§ **Task prompt**
Restate the listing in full, keeping every word as it is.
*** Supplied material ***
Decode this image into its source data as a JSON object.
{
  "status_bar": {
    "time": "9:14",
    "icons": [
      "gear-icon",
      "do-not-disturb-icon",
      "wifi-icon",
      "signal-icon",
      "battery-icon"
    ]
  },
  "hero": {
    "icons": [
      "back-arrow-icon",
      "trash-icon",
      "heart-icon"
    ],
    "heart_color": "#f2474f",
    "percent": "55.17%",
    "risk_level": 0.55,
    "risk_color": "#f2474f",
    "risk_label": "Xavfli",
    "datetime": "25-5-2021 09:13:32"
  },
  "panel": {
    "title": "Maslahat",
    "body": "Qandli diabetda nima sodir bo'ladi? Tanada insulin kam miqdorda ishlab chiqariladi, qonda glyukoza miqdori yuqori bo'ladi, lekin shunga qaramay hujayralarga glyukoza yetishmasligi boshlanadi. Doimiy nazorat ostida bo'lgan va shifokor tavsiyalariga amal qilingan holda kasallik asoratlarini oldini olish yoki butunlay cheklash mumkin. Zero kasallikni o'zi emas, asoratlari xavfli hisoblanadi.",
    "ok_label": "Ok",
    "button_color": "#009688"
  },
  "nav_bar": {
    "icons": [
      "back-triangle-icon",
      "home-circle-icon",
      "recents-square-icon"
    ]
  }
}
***
§ **The completed task**
Decode this image into its source data as a JSON object.
{
  "status_bar": {
    "time": "9:14",
    "icons": [
      "gear-icon",
      "do-not-disturb-icon",
      "wifi-icon",
      "signal-icon",
      "battery-icon"
    ]
  },
  "hero": {
    "icons": [
      "back-arrow-icon",
      "trash-icon",
      "heart-icon"
    ],
    "heart_color": "#f2474f",
    "percent": "55.17%",
    "risk_level": 0.55,
    "risk_color": "#f2474f",
    "risk_label": "Xavfli",
    "datetime": "25-5-2021 09:13:32"
  },
  "panel": {
    "title": "Maslahat",
    "body": "Qandli diabetda nima sodir bo'ladi? Tanada insulin kam miqdorda ishlab chiqariladi, qonda glyukoza miqdori yuqori bo'ladi, lekin shunga qaramay hujayralarga glyukoza yetishmasligi boshlanadi. Doimiy nazorat ostida bo'lgan va shifokor tavsiyalariga amal qilingan holda kasallik asoratlarini oldini olish yoki butunlay cheklash mumkin. Zero kasallikni o'zi emas, asoratlari xavfli hisoblanadi.",
    "ok_label": "Ok",
    "button_color": "#009688"
  },
  "nav_bar": {
    "icons": [
      "back-triangle-icon",
      "home-circle-icon",
      "recents-square-icon"
    ]
  }
}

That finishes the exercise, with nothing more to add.